NEW YORK -- The atmosphere was foreign, aggressive, almost disconcerting, and David Wright sensed it. The Mets' last link to the 2006 club that came within a heartbeat or two of winning the pennant, Wright saw his team's new closer losing composure in the ninth inning of a two-run game, in front of the largest regular-season crowd that had ever assembled at Citi Field. So he calmly walked to the mound, gave Jeurys Familia a few throwaway words of encouragement, and returned to third base.
Familia's recovery, inducing a 3-6-1 double play to put Monday's 2-0 win over the Phillies on ice, sent a jolt through the stadium. The closer leapt off first base, pumping his fist and yelping. The dugout turned into a frat party. The stands melted into bedlam. And the Mets soaked it up. Staring into the eyes of an unnerving situation, they came away unharmed.
"They have to get used to this," manager Terry Collins said. "They cannot be intimidated by the numbers in the stands, or by the expectations."
Over the past six months, Collins has personally pumped up those expectations, calling this the most critical season of his five-year tenure as manager. For the first time in a half-decade, the Mets expect -- not hope -- to compete for a playoff berth. They expect -- not hope -- to win significantly more games than they lose.
So many of them, however, have never experienced baseball of that caliber. By expecting, they don't quite know what to expect.
Jacob deGrom, who gave the Mets 6 1/3 shutout innings Monday, owns less than a full season of experience. Familia has never saved games in anything resembling a pennant race. Juan Lagares and Travis d'Arnaud, who knocked in the Mets' two runs, are significant parts of the future but only trivial parts of the past.

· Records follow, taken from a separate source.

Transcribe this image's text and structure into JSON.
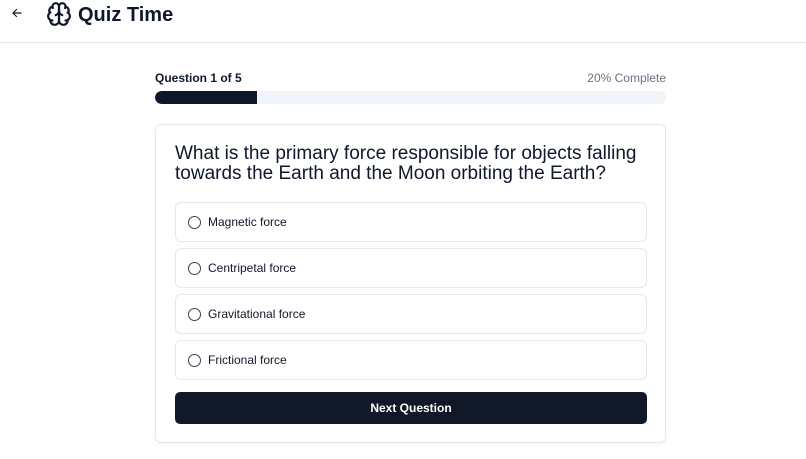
{
  "header": {
    "back_icon": "arrow-left-icon",
    "logo_icon": "brain-icon",
    "title": "Quiz Time"
  },
  "progress": {
    "question_label": "Question 1 of 5",
    "percent_label": "20% Complete",
    "fraction": 0.2
  },
  "quiz": {
    "question": "What is the primary force responsible for objects falling towards the Earth and the Moon orbiting the Earth?",
    "options": [
      {
        "label": "Magnetic force"
      },
      {
        "label": "Centripetal force"
      },
      {
        "label": "Gravitational force"
      },
      {
        "label": "Frictional force"
      }
    ],
    "next_label": "Next Question"
  },
  "colors": {
    "primary": "#0f172a",
    "track": "#f1f5f9",
    "border": "#e5e7eb",
    "muted": "#6b7280"
  }
}
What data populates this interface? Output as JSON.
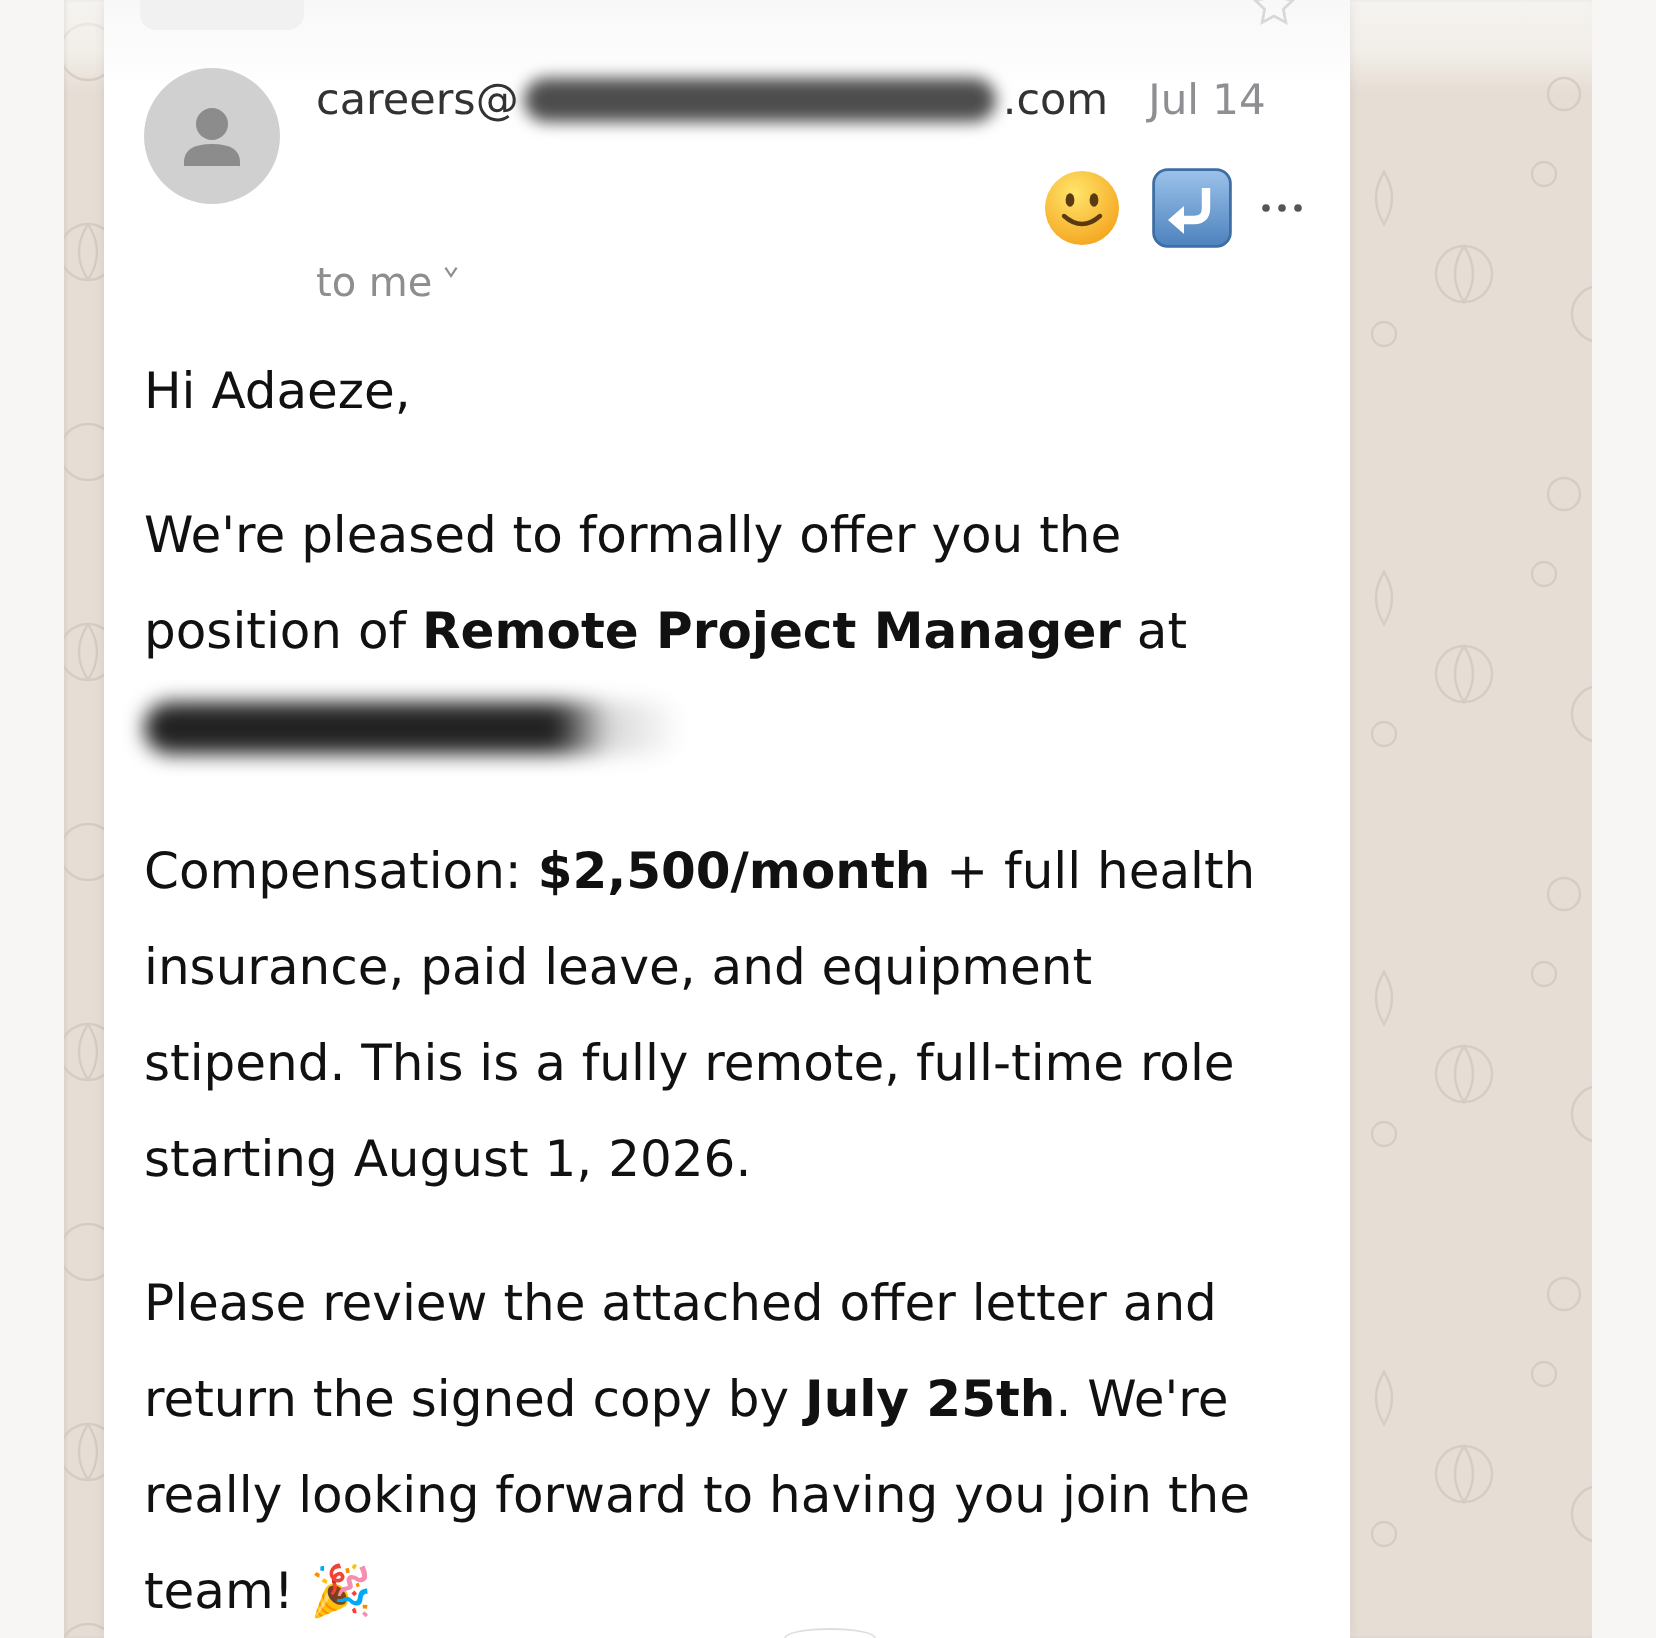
{
  "message": {
    "sender_parts": [
      {
        "kind": "text",
        "text": "careers@"
      },
      {
        "kind": "redacted"
      },
      {
        "kind": "text",
        "text": ".com"
      }
    ],
    "date": "Jul 14",
    "recipient": "to me"
  },
  "body": [
    {
      "kind": "paragraph",
      "text": "Hi Adaeze,"
    },
    {
      "kind": "paragraph",
      "text": "We're pleased to formally offer you the position of **Remote Project Manager** at"
    },
    {
      "kind": "redacted"
    },
    {
      "kind": "paragraph",
      "text": "Compensation: **$2,500/month** + full health insurance, paid leave, and equipment stipend. This is a fully remote, full-time role starting August 1, 2026."
    },
    {
      "kind": "paragraph",
      "text": "Please review the attached offer letter and return the signed copy by **July 25th**. We're really looking forward to having you join the team! 🎉"
    }
  ]
}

Their evolutions continued on a brilliant spring day at Citi. If the Mets want to continue winning two-run games over division rivals, thwarting comeback attempts and scratching out wins when they are not at their sharpest, those players and others will need to stare down adversity without blinking.
"We know what our expectations are, and they're high," Wright said. "So we know what we want to accomplish. I'm just glad we're at the point now where we can go out and play baseball. We don't have to necessarily talk about how good we think we are. The only way to become a confident team is to become good at winning. And wins like this today will help you."
At 4-3, this is not the Mets' best start in recent seasons. But it is a start. And the Mets are buying into the message that this year may be different.
In deGrom, they have a budding ace to complement Matt Harvey. In Jerry Blevins, they have a competent lefty specialist. In Familia, they have a closer capable of generating ground balls at an elite rate. And those were just three of the primary contributors to Monday's win. The Mets have high hopes for plenty of others, from Lucas Duda to Curtis Granderson to Michael Cuddyer and beyond.
As Wright said, "I don't want to sit here and try to talk about how good we can be -- it's just words."
And words, the Mets know, can never feed atmospheres in the same way as winning.
"We've been doing a lot of yapping about how good we're going to be," Collins said. "Our fan base said, 'OK, we're going to come and see it.' So today, I think, was a big step forward for us. We're going to have some blips. We all know that. But it was a huge step forward and I hope the guys enjoyed it, because we hope to fill this place again."
Anthony DiComo is a reporter for MLB.com. Follow him on Twitter @AnthonyDiComo. This story was not subject to the approval of Major League Baseball or its clubs.